Saudi Arabia Lifts Cinema Ban and, according to The Hollywood Reporter, “it’s not every day that a previously untapped market valued at $1 billion opens its doors, so the decision by Saudi Arabia to lift its 35-year ban on cinemas [has seen] a flurry of excitement far and wide.”
The Saudi government plans to have more than 2,000 screens running by 2030 with the first cinemas scheduled to open on March 2018. AMC Theatres, Vox (the Middle East’s largest operator), IMAX and Kuwaiti National Cinema Company all are reported to be exploring building cinemas in the country.

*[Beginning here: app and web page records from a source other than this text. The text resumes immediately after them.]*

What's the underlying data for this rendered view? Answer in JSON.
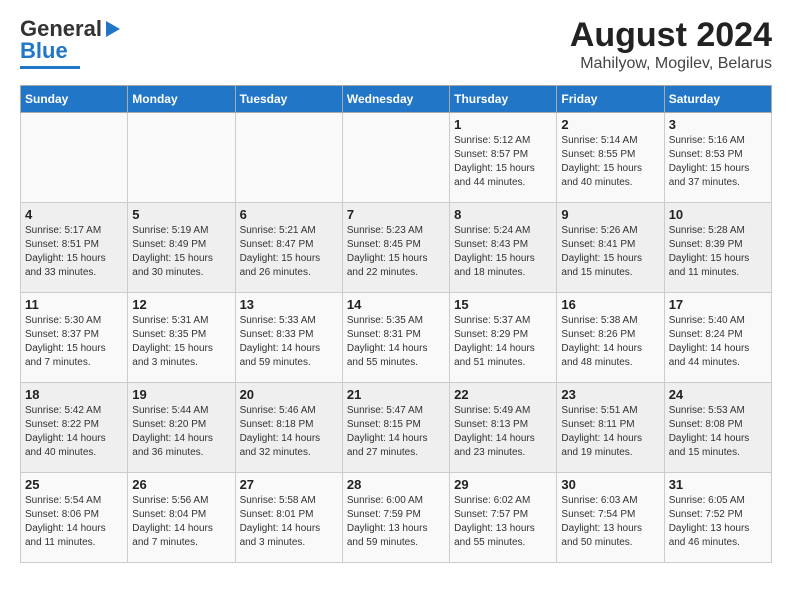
{
  "header": {
    "logo_general": "General",
    "logo_blue": "Blue",
    "main_title": "August 2024",
    "sub_title": "Mahilyow, Mogilev, Belarus"
  },
  "days_of_week": [
    "Sunday",
    "Monday",
    "Tuesday",
    "Wednesday",
    "Thursday",
    "Friday",
    "Saturday"
  ],
  "weeks": [
    [
      {
        "day": "",
        "info": ""
      },
      {
        "day": "",
        "info": ""
      },
      {
        "day": "",
        "info": ""
      },
      {
        "day": "",
        "info": ""
      },
      {
        "day": "1",
        "info": "Sunrise: 5:12 AM\nSunset: 8:57 PM\nDaylight: 15 hours\nand 44 minutes."
      },
      {
        "day": "2",
        "info": "Sunrise: 5:14 AM\nSunset: 8:55 PM\nDaylight: 15 hours\nand 40 minutes."
      },
      {
        "day": "3",
        "info": "Sunrise: 5:16 AM\nSunset: 8:53 PM\nDaylight: 15 hours\nand 37 minutes."
      }
    ],
    [
      {
        "day": "4",
        "info": "Sunrise: 5:17 AM\nSunset: 8:51 PM\nDaylight: 15 hours\nand 33 minutes."
      },
      {
        "day": "5",
        "info": "Sunrise: 5:19 AM\nSunset: 8:49 PM\nDaylight: 15 hours\nand 30 minutes."
      },
      {
        "day": "6",
        "info": "Sunrise: 5:21 AM\nSunset: 8:47 PM\nDaylight: 15 hours\nand 26 minutes."
      },
      {
        "day": "7",
        "info": "Sunrise: 5:23 AM\nSunset: 8:45 PM\nDaylight: 15 hours\nand 22 minutes."
      },
      {
        "day": "8",
        "info": "Sunrise: 5:24 AM\nSunset: 8:43 PM\nDaylight: 15 hours\nand 18 minutes."
      },
      {
        "day": "9",
        "info": "Sunrise: 5:26 AM\nSunset: 8:41 PM\nDaylight: 15 hours\nand 15 minutes."
      },
      {
        "day": "10",
        "info": "Sunrise: 5:28 AM\nSunset: 8:39 PM\nDaylight: 15 hours\nand 11 minutes."
      }
    ],
    [
      {
        "day": "11",
        "info": "Sunrise: 5:30 AM\nSunset: 8:37 PM\nDaylight: 15 hours\nand 7 minutes."
      },
      {
        "day": "12",
        "info": "Sunrise: 5:31 AM\nSunset: 8:35 PM\nDaylight: 15 hours\nand 3 minutes."
      },
      {
        "day": "13",
        "info": "Sunrise: 5:33 AM\nSunset: 8:33 PM\nDaylight: 14 hours\nand 59 minutes."
      },
      {
        "day": "14",
        "info": "Sunrise: 5:35 AM\nSunset: 8:31 PM\nDaylight: 14 hours\nand 55 minutes."
      },
      {
        "day": "15",
        "info": "Sunrise: 5:37 AM\nSunset: 8:29 PM\nDaylight: 14 hours\nand 51 minutes."
      },
      {
        "day": "16",
        "info": "Sunrise: 5:38 AM\nSunset: 8:26 PM\nDaylight: 14 hours\nand 48 minutes."
      },
      {
        "day": "17",
        "info": "Sunrise: 5:40 AM\nSunset: 8:24 PM\nDaylight: 14 hours\nand 44 minutes."
      }
    ],
    [
      {
        "day": "18",
        "info": "Sunrise: 5:42 AM\nSunset: 8:22 PM\nDaylight: 14 hours\nand 40 minutes."
      },
      {
        "day": "19",
        "info": "Sunrise: 5:44 AM\nSunset: 8:20 PM\nDaylight: 14 hours\nand 36 minutes."
      },
      {
        "day": "20",
        "info": "Sunrise: 5:46 AM\nSunset: 8:18 PM\nDaylight: 14 hours\nand 32 minutes."
      },
      {
        "day": "21",
        "info": "Sunrise: 5:47 AM\nSunset: 8:15 PM\nDaylight: 14 hours\nand 27 minutes."
      },
      {
        "day": "22",
        "info": "Sunrise: 5:49 AM\nSunset: 8:13 PM\nDaylight: 14 hours\nand 23 minutes."
      },
      {
        "day": "23",
        "info": "Sunrise: 5:51 AM\nSunset: 8:11 PM\nDaylight: 14 hours\nand 19 minutes."
      },
      {
        "day": "24",
        "info": "Sunrise: 5:53 AM\nSunset: 8:08 PM\nDaylight: 14 hours\nand 15 minutes."
      }
    ],
    [
      {
        "day": "25",
        "info": "Sunrise: 5:54 AM\nSunset: 8:06 PM\nDaylight: 14 hours\nand 11 minutes."
      },
      {
        "day": "26",
        "info": "Sunrise: 5:56 AM\nSunset: 8:04 PM\nDaylight: 14 hours\nand 7 minutes."
      },
      {
        "day": "27",
        "info": "Sunrise: 5:58 AM\nSunset: 8:01 PM\nDaylight: 14 hours\nand 3 minutes."
      },
      {
        "day": "28",
        "info": "Sunrise: 6:00 AM\nSunset: 7:59 PM\nDaylight: 13 hours\nand 59 minutes."
      },
      {
        "day": "29",
        "info": "Sunrise: 6:02 AM\nSunset: 7:57 PM\nDaylight: 13 hours\nand 55 minutes."
      },
      {
        "day": "30",
        "info": "Sunrise: 6:03 AM\nSunset: 7:54 PM\nDaylight: 13 hours\nand 50 minutes."
      },
      {
        "day": "31",
        "info": "Sunrise: 6:05 AM\nSunset: 7:52 PM\nDaylight: 13 hours\nand 46 minutes."
      }
    ]
  ]
}
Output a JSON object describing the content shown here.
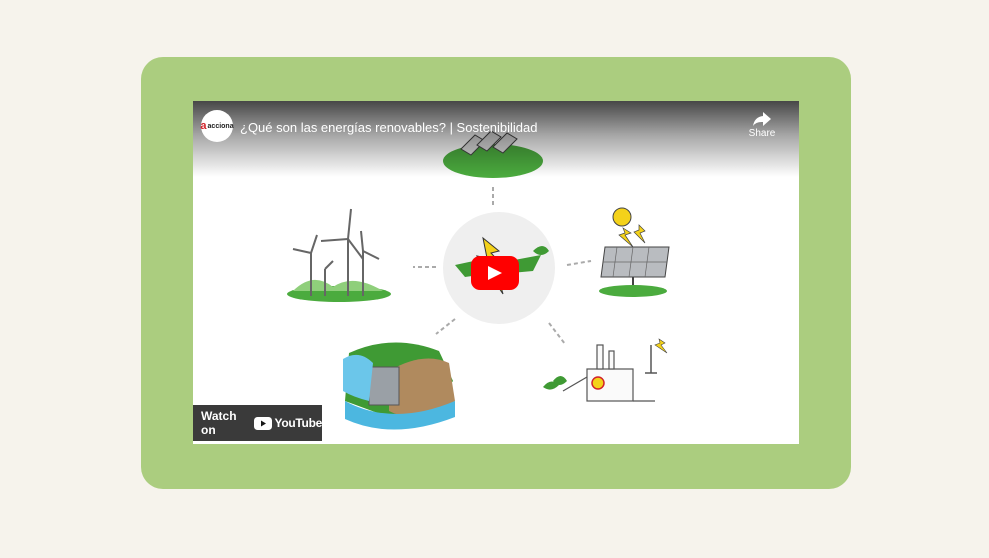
{
  "embed": {
    "channel": "acciona",
    "title": "¿Qué son las energías renovables? | Sostenibilidad",
    "share_label": "Share",
    "watch_on_label": "Watch on",
    "youtube_label": "YouTube"
  },
  "colors": {
    "page_bg": "#f6f3ec",
    "frame": "#abcd7f",
    "youtube_red": "#ff0000",
    "leaf_green": "#3f9a34"
  },
  "icons": [
    "share-icon",
    "play-icon",
    "youtube-logo-icon"
  ]
}
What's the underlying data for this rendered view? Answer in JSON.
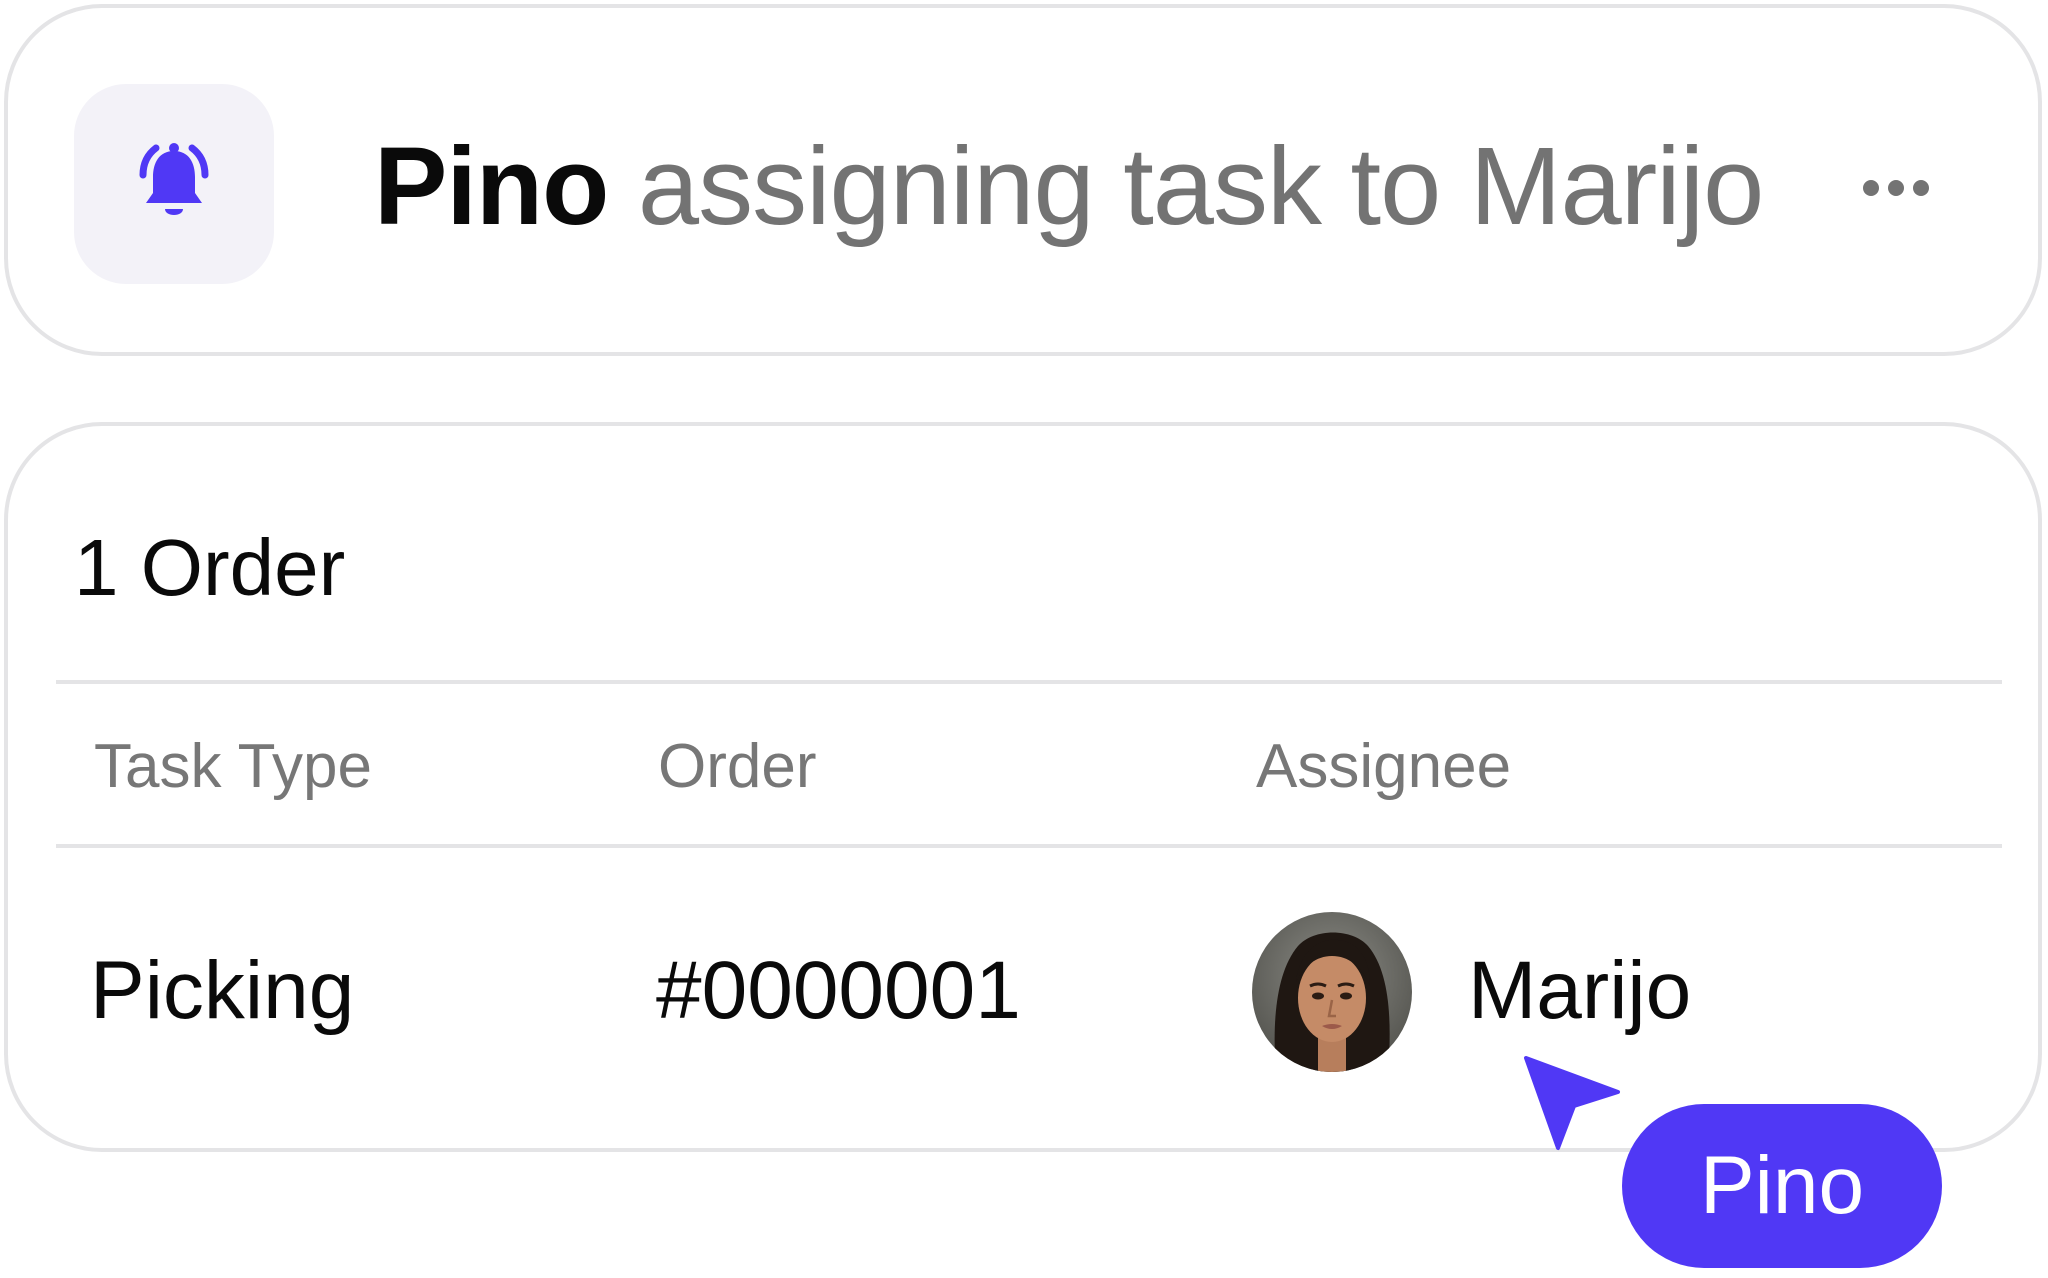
{
  "notification": {
    "actor": "Pino",
    "message": "assigning task to Marijo",
    "icon": "bell-ringing-icon",
    "more_icon": "ellipsis-icon"
  },
  "order_card": {
    "title": "1 Order",
    "columns": [
      "Task Type",
      "Order",
      "Assignee"
    ],
    "rows": [
      {
        "task_type": "Picking",
        "order": "#0000001",
        "assignee": "Marijo"
      }
    ]
  },
  "cursor": {
    "label": "Pino",
    "icon": "cursor-arrow-icon"
  },
  "colors": {
    "accent": "#5038f5",
    "muted_text": "#737373",
    "border": "#e4e4e6",
    "tile_bg": "#f3f2f8"
  }
}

While the Middle East has for years struggled with issues of censorship, Saudi Arabia is viewed as the most rigid. “During the DVD days, censorship was quite tough,” says Gianluca Chakra, head of Dubai-based regional distributor Front Row, saying that the policy was largely “no nudity, no skin, no politics, no sex, no religion.” Mr. Chakra adds that “the message Saudi Arabia is trying to give is one of modernization and we’re sure things would now be different. I’m hoping we all get called to collaborate with authorities, hopefully coming up with a local MPAA or BBFC kind of ratings system.”
For a nation with no cinemas, the Saudi film industry has been pretty none-existent though Musab Alamri, a U.K.-based Saudi filmmaker, says that “most people in Saudi Arabia are big fans of Hollywood movies.” That said, there have been a few standouts of Saudi cinema in the last few years, most notably Haifaa al-Mansour (the country’s first female director) who rose to international acclaim for her directorial debut Wadjda (which was also the first film to be entirely shot within the Kingdom). Ms. Al-Mansour says she is excited and encouraged about the news of the cinema ban lifting. “As filmmakers, it will give our work an incredible boost. I cannot wait to see my films advertised on a marquee in my home country. It is a dream I have had my entire life, and one I can’t believe we are finally so close to realizing.”